Entries from a dataset of interfaces:
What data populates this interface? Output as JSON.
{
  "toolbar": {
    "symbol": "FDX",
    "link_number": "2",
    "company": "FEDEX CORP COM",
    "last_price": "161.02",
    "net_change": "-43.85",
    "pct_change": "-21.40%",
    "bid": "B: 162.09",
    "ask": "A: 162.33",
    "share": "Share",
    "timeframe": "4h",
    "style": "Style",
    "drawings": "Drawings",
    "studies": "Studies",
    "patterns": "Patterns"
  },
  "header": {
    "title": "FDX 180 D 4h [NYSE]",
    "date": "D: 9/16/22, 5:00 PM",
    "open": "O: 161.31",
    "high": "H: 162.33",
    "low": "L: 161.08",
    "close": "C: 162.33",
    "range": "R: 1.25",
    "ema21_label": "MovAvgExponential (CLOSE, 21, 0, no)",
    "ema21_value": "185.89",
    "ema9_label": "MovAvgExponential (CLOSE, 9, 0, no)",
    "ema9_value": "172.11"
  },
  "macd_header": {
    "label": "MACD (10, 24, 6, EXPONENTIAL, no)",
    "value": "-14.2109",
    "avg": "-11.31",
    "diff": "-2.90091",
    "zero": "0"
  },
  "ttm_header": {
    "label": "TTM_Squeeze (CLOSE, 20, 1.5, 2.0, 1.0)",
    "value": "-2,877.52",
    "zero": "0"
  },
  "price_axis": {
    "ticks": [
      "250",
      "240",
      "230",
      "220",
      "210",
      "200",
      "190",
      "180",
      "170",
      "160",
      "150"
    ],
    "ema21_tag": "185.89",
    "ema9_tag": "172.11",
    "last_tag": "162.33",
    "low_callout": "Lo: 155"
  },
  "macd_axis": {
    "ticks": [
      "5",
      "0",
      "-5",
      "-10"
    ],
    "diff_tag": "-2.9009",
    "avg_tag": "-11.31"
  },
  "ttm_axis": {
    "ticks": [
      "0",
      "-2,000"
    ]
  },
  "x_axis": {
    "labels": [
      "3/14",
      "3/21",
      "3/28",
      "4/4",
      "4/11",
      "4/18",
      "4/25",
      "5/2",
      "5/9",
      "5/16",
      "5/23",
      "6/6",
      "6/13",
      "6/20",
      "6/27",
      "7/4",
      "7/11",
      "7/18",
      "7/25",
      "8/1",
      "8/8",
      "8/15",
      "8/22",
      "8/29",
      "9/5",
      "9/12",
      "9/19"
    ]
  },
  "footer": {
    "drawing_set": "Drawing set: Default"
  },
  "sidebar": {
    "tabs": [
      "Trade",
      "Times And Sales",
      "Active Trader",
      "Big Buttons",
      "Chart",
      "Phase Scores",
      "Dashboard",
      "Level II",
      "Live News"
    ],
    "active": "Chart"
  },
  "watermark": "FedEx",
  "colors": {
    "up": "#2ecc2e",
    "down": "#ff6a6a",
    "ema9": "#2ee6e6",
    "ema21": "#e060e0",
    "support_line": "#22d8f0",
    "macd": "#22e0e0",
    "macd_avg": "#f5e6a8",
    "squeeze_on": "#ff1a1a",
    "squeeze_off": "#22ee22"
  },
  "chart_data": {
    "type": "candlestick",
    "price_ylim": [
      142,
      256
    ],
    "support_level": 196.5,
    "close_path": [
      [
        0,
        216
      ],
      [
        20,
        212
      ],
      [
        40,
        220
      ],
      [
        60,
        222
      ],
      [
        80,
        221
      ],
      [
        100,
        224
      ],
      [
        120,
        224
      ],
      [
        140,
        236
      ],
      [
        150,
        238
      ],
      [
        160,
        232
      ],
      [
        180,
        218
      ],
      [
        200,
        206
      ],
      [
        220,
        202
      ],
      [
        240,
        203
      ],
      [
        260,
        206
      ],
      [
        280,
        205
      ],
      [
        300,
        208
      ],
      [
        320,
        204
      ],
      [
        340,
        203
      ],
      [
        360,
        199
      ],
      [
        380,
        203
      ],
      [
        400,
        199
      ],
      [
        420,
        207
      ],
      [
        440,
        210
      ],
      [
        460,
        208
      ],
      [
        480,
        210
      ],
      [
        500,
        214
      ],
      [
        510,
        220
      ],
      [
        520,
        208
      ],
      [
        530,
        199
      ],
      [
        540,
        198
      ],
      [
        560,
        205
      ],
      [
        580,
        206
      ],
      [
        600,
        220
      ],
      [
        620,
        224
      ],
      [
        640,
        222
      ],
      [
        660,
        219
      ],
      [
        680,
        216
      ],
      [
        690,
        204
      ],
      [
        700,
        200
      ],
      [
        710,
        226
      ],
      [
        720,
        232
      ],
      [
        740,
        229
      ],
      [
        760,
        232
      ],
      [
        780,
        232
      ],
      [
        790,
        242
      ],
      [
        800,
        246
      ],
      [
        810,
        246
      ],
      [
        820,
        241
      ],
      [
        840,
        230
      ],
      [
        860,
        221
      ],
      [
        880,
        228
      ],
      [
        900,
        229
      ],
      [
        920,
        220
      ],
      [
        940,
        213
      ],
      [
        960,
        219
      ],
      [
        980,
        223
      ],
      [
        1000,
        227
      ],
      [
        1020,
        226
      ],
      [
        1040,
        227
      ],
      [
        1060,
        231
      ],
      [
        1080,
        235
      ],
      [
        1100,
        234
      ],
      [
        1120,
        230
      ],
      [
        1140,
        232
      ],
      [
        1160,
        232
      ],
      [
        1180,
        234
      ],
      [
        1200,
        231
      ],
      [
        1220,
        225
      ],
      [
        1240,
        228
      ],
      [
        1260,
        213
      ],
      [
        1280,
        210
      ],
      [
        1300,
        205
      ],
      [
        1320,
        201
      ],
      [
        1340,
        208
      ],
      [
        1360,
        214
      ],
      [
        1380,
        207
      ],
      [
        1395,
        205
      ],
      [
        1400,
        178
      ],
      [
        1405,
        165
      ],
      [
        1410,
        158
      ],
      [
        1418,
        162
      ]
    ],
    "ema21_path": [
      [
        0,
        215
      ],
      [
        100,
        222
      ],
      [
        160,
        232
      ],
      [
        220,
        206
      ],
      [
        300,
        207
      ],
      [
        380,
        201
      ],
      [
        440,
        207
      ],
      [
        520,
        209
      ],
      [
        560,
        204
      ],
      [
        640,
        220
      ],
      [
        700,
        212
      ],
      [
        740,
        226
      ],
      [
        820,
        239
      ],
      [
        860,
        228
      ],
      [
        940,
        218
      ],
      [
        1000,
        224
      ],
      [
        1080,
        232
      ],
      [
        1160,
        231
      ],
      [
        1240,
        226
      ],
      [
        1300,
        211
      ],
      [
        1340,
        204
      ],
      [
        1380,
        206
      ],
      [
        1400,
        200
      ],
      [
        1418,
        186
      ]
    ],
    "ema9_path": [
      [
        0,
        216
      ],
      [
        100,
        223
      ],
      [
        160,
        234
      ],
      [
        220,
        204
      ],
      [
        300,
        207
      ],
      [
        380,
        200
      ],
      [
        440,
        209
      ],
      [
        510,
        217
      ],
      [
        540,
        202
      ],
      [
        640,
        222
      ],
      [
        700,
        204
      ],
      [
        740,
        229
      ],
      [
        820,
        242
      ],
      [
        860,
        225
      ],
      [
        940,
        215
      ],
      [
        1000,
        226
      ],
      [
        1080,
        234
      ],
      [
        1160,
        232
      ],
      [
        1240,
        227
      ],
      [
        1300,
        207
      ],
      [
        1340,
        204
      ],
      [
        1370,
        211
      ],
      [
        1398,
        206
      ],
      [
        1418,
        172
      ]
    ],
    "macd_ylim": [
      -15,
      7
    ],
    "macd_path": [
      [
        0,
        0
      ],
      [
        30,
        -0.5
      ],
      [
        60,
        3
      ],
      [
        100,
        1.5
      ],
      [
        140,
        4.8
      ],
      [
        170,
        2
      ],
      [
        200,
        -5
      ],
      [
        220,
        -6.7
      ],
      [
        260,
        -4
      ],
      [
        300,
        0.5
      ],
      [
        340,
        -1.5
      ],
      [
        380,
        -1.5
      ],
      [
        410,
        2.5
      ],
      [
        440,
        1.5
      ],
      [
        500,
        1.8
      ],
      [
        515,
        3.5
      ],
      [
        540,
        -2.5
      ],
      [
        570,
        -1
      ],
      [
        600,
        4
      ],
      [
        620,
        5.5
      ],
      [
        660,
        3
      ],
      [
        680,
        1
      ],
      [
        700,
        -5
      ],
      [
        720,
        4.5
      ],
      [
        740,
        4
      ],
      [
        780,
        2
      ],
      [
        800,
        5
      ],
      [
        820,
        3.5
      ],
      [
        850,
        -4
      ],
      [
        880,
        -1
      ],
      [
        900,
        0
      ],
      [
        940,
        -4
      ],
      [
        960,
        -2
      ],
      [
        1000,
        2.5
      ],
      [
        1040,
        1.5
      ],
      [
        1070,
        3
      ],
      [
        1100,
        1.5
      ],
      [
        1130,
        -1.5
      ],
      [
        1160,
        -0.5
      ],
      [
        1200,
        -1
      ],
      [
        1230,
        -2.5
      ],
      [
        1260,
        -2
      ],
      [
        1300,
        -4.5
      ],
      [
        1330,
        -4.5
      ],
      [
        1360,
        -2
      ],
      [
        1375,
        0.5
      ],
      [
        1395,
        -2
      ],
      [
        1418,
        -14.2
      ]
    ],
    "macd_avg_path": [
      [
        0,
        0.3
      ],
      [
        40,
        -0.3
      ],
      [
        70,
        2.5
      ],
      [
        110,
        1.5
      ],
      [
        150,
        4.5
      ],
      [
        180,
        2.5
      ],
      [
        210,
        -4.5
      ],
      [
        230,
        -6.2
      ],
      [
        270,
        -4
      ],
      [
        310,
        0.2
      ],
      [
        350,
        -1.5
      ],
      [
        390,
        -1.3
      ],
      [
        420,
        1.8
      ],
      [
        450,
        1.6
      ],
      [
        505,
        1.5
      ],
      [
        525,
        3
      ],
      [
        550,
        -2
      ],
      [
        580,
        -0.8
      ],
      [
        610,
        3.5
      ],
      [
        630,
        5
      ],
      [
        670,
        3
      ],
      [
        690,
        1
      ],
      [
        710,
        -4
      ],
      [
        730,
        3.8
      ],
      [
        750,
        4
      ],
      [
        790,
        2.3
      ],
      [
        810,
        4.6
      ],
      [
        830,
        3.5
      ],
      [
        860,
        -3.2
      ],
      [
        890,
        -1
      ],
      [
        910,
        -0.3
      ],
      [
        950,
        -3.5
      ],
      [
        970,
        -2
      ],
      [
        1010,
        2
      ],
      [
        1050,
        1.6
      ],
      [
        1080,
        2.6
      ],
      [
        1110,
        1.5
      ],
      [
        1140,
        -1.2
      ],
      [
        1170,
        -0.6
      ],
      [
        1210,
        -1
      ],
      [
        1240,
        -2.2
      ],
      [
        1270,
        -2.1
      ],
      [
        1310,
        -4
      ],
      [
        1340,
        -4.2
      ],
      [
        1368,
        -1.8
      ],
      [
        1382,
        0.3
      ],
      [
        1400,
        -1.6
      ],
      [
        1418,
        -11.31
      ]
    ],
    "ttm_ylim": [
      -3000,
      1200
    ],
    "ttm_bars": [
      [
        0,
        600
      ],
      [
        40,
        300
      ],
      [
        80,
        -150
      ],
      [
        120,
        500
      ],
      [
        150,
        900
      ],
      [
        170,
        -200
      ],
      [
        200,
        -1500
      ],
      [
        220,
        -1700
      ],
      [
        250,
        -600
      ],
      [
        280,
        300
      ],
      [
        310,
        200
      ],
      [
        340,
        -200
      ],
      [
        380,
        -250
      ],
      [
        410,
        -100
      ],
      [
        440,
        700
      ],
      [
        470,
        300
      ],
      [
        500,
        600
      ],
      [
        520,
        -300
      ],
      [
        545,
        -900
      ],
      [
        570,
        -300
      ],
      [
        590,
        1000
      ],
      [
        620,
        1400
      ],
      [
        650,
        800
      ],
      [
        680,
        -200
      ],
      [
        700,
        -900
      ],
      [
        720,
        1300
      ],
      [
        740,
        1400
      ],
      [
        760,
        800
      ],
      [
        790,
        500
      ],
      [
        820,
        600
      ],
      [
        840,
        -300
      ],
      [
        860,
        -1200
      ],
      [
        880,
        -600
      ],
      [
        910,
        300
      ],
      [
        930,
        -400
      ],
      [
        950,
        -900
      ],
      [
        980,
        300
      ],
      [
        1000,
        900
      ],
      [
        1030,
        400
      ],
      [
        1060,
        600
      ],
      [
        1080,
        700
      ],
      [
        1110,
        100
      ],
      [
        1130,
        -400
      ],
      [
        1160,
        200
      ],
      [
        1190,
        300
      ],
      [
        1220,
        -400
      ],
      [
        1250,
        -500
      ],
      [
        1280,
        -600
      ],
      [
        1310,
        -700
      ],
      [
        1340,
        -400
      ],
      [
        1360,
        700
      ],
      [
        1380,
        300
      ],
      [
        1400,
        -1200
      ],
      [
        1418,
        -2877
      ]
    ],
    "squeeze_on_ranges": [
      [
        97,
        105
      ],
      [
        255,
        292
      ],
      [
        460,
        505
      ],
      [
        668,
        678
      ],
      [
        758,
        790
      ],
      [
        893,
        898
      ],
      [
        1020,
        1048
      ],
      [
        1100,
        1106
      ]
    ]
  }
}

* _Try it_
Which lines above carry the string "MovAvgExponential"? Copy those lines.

* _Solved problem_
    "ema21_label": "MovAvgExponential (CLOSE, 21, 0, no)",
    "ema9_label": "MovAvgExponential (CLOSE, 9, 0, no)",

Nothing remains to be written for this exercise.